Prior to entering the adult world, personal finance was not a topic I had learned much about. More recently, it has become a topic of conversation among family and friends out of both necessity and curiosity. I get the sense that there are a lot of people out there, like me, who would love to learn more about how the world of finance works, and more specifically the implications for their own personal finances. There is a myriad of options for your listening pleasure out there, some that tackle the financial world in broad strokes and others focused on personal finance. Here are a few of my favorites.
April is Financial Literacy Month, and I’m taking the concept very literally with some finance book recommendations. There are many books on finance out there, of course, but here are a few of the best books about personal finance, money management, and our financial system that I’ve read.
People have been lending for thousands of years, even before money. The grain banks of ancient Egypt bought and sold commodities based on their value in grain. It feels natural for the concept of a “loan,” something that is so integral to modern everyday life, to be almost as old as civilization itself. Surprisingly, some aspects of lending that we take for granted today are relatively new.

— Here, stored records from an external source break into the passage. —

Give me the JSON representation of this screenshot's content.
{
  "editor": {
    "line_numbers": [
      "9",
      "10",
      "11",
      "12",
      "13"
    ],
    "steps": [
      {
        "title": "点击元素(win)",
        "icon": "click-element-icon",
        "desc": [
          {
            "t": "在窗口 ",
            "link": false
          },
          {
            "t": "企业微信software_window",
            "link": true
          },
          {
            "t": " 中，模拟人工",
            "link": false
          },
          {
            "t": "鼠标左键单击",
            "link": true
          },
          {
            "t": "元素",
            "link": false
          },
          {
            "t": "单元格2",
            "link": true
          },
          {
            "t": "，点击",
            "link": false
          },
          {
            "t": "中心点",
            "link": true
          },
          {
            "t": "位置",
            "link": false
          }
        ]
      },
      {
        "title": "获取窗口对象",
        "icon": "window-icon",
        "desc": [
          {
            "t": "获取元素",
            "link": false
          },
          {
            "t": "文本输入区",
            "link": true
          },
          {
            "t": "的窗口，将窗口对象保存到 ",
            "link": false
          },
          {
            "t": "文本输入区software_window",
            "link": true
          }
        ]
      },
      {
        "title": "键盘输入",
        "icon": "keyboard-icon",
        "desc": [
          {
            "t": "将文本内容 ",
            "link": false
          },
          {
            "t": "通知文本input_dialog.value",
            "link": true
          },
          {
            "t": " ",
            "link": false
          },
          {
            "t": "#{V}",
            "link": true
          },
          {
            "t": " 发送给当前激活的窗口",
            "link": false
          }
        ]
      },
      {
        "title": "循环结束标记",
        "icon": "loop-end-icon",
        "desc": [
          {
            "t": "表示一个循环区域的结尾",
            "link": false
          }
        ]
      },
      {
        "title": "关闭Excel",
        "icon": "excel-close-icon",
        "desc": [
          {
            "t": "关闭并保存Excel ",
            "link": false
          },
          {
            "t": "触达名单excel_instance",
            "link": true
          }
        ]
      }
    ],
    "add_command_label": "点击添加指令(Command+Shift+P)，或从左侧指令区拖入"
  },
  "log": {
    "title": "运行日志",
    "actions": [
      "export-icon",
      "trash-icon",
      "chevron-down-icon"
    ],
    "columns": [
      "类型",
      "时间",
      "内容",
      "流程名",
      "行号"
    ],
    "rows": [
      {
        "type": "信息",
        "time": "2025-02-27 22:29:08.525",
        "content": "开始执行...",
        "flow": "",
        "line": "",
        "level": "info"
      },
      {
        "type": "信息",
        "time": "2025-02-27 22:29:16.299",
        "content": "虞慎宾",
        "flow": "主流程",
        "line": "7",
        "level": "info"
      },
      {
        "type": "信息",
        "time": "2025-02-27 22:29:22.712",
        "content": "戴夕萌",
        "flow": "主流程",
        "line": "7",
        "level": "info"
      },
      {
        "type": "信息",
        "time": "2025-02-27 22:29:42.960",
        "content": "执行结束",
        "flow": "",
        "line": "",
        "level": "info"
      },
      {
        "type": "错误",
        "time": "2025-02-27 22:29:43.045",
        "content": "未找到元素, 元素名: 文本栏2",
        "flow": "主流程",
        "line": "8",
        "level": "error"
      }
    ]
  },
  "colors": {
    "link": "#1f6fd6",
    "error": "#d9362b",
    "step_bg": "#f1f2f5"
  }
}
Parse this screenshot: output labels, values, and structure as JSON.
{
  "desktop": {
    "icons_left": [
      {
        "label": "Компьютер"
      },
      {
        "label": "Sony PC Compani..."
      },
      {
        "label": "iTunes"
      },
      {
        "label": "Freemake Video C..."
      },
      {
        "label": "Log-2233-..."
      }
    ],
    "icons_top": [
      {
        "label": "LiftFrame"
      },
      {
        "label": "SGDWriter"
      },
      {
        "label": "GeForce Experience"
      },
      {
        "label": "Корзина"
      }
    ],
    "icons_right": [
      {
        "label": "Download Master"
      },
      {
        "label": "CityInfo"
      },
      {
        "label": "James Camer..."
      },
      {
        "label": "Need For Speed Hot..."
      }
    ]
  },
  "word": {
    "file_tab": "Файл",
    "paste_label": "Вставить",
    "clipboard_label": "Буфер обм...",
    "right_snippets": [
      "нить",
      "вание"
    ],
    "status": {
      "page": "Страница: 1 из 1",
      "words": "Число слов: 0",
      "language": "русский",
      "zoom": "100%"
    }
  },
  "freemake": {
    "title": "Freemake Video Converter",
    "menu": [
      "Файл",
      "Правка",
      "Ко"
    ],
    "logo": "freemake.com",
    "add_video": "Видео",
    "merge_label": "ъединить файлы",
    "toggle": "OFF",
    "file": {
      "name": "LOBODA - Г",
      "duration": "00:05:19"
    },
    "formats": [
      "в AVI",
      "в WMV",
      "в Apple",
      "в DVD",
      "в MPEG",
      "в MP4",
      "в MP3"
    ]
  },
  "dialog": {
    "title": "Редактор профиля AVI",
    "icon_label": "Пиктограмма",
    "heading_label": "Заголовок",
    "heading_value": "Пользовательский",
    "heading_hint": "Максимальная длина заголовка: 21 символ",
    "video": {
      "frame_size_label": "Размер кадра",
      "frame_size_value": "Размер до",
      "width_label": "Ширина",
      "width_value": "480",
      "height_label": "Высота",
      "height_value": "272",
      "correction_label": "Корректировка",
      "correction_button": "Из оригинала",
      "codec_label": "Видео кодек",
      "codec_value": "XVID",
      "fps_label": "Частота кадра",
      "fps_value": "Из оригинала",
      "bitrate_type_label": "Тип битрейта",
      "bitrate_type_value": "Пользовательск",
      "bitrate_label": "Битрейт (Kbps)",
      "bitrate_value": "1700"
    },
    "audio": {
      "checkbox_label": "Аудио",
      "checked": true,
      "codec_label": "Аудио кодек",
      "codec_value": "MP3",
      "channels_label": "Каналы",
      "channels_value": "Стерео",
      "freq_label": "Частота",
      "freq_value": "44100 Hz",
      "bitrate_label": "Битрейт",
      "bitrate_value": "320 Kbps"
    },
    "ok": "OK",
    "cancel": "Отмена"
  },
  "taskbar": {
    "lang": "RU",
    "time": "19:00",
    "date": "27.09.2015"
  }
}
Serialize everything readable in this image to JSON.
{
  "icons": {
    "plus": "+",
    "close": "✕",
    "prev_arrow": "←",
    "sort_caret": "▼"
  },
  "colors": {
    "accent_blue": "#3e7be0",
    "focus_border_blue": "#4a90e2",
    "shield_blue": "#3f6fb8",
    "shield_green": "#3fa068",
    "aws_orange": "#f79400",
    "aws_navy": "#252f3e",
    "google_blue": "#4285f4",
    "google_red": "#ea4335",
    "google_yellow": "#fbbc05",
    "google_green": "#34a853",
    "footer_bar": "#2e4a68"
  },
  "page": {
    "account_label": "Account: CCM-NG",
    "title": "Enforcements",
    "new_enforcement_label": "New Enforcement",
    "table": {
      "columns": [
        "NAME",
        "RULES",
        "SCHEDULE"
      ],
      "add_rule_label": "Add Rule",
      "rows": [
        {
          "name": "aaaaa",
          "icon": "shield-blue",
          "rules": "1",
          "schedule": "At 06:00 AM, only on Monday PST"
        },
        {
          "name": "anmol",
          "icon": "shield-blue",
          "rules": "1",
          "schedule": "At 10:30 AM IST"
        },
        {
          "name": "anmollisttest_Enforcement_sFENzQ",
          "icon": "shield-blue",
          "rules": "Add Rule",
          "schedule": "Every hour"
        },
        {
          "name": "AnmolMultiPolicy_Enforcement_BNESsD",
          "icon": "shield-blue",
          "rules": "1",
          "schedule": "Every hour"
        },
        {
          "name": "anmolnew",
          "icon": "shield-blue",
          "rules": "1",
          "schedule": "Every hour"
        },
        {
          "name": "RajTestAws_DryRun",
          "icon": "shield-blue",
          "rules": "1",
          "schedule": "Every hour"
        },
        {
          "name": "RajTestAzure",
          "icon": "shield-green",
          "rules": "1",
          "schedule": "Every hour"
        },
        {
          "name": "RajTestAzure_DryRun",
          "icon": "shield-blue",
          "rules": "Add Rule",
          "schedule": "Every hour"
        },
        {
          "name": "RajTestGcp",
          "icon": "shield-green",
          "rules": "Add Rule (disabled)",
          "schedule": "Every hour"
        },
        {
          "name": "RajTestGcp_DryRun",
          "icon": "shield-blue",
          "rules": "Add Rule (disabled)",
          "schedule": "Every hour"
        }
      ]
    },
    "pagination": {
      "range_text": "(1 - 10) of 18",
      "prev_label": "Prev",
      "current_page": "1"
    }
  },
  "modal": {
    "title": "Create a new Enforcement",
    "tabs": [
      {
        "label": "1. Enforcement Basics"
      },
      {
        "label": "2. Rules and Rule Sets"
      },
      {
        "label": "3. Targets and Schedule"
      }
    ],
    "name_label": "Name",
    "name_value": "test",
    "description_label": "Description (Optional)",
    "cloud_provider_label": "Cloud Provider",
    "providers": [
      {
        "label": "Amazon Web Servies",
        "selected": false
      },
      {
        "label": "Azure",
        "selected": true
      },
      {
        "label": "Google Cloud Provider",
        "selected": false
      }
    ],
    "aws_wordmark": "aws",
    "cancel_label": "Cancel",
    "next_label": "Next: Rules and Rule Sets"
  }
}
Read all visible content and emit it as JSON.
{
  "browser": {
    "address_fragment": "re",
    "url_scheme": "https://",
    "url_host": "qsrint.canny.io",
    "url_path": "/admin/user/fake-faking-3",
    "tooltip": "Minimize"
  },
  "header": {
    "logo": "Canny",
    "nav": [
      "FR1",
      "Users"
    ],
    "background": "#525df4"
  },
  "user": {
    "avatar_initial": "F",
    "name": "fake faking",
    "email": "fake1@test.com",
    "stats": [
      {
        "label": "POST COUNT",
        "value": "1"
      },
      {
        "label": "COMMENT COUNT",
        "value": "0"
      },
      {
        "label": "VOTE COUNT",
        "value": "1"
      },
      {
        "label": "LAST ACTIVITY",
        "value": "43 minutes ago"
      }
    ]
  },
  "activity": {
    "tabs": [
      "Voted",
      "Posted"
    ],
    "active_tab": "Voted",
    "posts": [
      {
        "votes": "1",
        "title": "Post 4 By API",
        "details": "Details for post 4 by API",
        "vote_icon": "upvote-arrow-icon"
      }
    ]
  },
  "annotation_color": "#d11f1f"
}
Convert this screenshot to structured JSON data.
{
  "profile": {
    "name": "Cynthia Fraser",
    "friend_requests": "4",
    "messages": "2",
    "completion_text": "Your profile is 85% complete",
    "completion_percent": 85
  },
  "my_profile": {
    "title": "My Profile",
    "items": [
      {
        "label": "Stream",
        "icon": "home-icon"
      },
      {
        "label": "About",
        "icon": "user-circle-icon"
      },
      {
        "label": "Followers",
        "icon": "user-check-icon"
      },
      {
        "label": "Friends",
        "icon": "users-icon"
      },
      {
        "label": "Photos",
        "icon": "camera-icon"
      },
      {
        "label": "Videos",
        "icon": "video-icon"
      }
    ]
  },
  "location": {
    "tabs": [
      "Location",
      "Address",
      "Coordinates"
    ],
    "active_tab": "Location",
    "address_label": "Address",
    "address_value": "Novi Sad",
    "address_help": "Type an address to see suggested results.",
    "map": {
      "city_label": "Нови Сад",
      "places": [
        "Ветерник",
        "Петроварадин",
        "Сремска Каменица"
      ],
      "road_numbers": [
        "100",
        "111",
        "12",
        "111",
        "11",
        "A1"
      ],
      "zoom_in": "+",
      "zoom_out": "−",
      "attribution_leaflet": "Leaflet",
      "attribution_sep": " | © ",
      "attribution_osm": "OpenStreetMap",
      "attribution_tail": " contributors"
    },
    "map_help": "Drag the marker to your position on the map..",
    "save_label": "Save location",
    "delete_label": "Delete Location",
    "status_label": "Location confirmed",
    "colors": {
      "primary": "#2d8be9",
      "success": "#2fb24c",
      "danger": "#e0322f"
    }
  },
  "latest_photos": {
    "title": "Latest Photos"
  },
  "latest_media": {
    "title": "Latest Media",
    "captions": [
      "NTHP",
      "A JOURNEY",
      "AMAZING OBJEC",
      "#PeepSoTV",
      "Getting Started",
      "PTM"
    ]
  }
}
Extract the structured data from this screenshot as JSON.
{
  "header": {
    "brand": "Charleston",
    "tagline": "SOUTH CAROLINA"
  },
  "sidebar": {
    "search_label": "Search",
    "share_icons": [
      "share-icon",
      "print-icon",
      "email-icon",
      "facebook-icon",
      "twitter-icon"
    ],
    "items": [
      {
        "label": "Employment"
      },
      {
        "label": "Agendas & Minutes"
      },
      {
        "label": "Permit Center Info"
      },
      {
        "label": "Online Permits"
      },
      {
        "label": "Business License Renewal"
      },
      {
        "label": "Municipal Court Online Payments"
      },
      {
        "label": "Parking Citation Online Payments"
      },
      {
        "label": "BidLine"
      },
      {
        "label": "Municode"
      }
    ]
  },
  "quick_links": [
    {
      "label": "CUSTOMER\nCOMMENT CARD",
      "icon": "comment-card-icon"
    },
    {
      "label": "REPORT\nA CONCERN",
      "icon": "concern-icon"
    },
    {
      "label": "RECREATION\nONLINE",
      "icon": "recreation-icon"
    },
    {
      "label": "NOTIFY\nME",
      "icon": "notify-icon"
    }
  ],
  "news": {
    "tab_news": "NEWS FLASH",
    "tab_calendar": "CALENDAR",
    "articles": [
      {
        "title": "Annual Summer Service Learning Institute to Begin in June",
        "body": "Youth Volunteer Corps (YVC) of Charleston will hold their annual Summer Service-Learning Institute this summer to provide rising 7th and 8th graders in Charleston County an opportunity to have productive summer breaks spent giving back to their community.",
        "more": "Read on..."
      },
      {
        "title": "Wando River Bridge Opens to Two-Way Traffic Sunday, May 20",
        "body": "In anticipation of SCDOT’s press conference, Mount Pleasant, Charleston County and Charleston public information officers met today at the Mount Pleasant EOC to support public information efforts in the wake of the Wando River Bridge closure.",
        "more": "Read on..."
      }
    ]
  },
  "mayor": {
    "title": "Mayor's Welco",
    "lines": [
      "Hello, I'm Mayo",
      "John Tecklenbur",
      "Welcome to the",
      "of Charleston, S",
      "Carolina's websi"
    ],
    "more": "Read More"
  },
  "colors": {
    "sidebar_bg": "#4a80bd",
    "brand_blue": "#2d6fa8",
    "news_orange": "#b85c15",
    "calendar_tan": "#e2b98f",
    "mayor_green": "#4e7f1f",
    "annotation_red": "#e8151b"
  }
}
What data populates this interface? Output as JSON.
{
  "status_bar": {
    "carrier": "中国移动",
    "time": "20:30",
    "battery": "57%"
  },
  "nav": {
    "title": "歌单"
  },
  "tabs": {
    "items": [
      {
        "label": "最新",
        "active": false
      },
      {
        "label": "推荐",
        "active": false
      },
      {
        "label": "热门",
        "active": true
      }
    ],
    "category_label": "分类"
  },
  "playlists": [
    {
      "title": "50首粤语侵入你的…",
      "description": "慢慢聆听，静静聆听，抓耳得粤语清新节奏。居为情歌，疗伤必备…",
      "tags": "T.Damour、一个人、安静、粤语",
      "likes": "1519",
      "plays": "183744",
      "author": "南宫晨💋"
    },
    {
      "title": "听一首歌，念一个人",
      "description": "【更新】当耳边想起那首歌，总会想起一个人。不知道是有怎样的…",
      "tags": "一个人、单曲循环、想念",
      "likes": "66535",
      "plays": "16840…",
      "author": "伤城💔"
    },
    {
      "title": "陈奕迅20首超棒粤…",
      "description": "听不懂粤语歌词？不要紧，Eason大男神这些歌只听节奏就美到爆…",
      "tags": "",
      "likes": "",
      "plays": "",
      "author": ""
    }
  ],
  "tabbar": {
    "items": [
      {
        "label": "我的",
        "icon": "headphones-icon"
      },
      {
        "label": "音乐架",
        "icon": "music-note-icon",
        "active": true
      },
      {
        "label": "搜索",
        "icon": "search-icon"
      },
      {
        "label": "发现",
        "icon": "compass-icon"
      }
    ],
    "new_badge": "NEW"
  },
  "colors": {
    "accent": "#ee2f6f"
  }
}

Although lending itself has been around longer than written history, the first credit bureaus were created less than 300 years ago, and credit scores are only about 30 years old.